EXERCISE DETAILS →
Scan the material below and copy every line holding the word "velit".

SUPPLIED MATERIAL →
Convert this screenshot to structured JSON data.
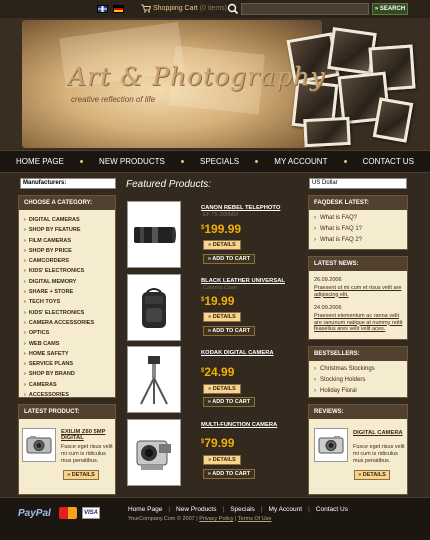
{
  "topbar": {
    "cart_label": "Shopping Cart",
    "cart_count": "(0 items)",
    "search_value": "",
    "search_button": "» SEARCH"
  },
  "header": {
    "logo_title": "Art & Photography",
    "logo_subtitle": "creative reflection of life"
  },
  "nav": {
    "items": [
      "HOME PAGE",
      "NEW PRODUCTS",
      "SPECIALS",
      "MY ACCOUNT",
      "CONTACT US"
    ]
  },
  "sidebar_left": {
    "manufacturers_select": "Manufacturers:",
    "category_heading": "CHOOSE A CATEGORY:",
    "categories": [
      "DIGITAL CAMERAS",
      "SHOP BY FEATURE",
      "FILM CAMERAS",
      "SHOP BY PRICE",
      "CAMCORDERS",
      "KIDS' ELECTRONICS",
      "DIGITAL MEMORY",
      "SHARE + STORE",
      "TECH TOYS",
      "KIDS' ELECTRONICS",
      "CAMERA ACCESSORIES",
      "OPTICS",
      "WEB CAMS",
      "HOME SAFETY",
      "SERVICE PLANS",
      "SHOP BY BRAND",
      "CAMERAS",
      "ACCESSORIES"
    ],
    "latest_heading": "LATEST PRODUCT:",
    "latest_title": "EXILIM Z60 5MP DIGITAL",
    "latest_desc": "Fusce eget risus velit mi cum is ridiculus mus penatibus.",
    "details_label": "» DETAILS"
  },
  "main": {
    "featured_title": "Featured Products:",
    "details_label": "» DETAILS",
    "add_to_cart_label": "» ADD TO CART",
    "products": [
      {
        "name": "CANON REBEL TELEPHOTO",
        "sub": "EF 75-300MM",
        "price": "199.99"
      },
      {
        "name": "BLACK LEATHER UNIVERSAL",
        "sub": "Camera Case",
        "price": "19.99"
      },
      {
        "name": "KODAK DIGITAL CAMERA",
        "sub": "",
        "price": "24.99"
      },
      {
        "name": "MULTI-FUNCTION CAMERA",
        "sub": "",
        "price": "79.99"
      }
    ],
    "currency_symbol": "$"
  },
  "sidebar_right": {
    "currency_select": "US Dollar",
    "faq_heading": "FAQDESK LATEST:",
    "faq_items": [
      "What is FAQ?",
      "What is FAQ 1?",
      "What is FAQ 2?"
    ],
    "news_heading": "LATEST NEWS:",
    "news": [
      {
        "date": "26.09.2006",
        "text": "Praesent ut mi cum et risus velit are adipiscing elit."
      },
      {
        "date": "24.09.2006",
        "text": "Praesent elementum ac ranna velit are ranunum natique at nummy reitit feaselius ares velit velit aces."
      }
    ],
    "best_heading": "BESTSELLERS:",
    "bestsellers": [
      "Christmas Stockings",
      "Stocking Holders",
      "Holiday Floral"
    ],
    "reviews_heading": "REVIEWS:",
    "review_title": "DIGITAL CAMERA",
    "review_desc": "Fusce eget risus velit mi cum is ridiculus mus penatibus.",
    "details_label": "» DETAILS"
  },
  "footer": {
    "paypal": "PayPal",
    "visa": "VISA",
    "links": [
      "Home Page",
      "New Products",
      "Specials",
      "My Account",
      "Contact Us"
    ],
    "copyright": "YourCompany.Com © 2007 |",
    "privacy": "Privacy Policy",
    "terms": "Terms Of Use"
  },
  "colors": {
    "background": "#33291f",
    "accent_price": "#f2b000",
    "box_fill": "#f5ebcf",
    "box_header": "#51412e"
  }
}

RESULT OF THE TASK →
    "latest_desc": "Fusce eget risus velit mi cum is ridiculus mus penatibus.",
        "text": "Praesent ut mi cum et risus velit are adipiscing elit."
        "text": "Praesent elementum ac ranna velit are ranunum natique at nummy reitit feaselius ares velit velit aces."
    "review_desc": "Fusce eget risus velit mi cum is ridiculus mus penatibus.",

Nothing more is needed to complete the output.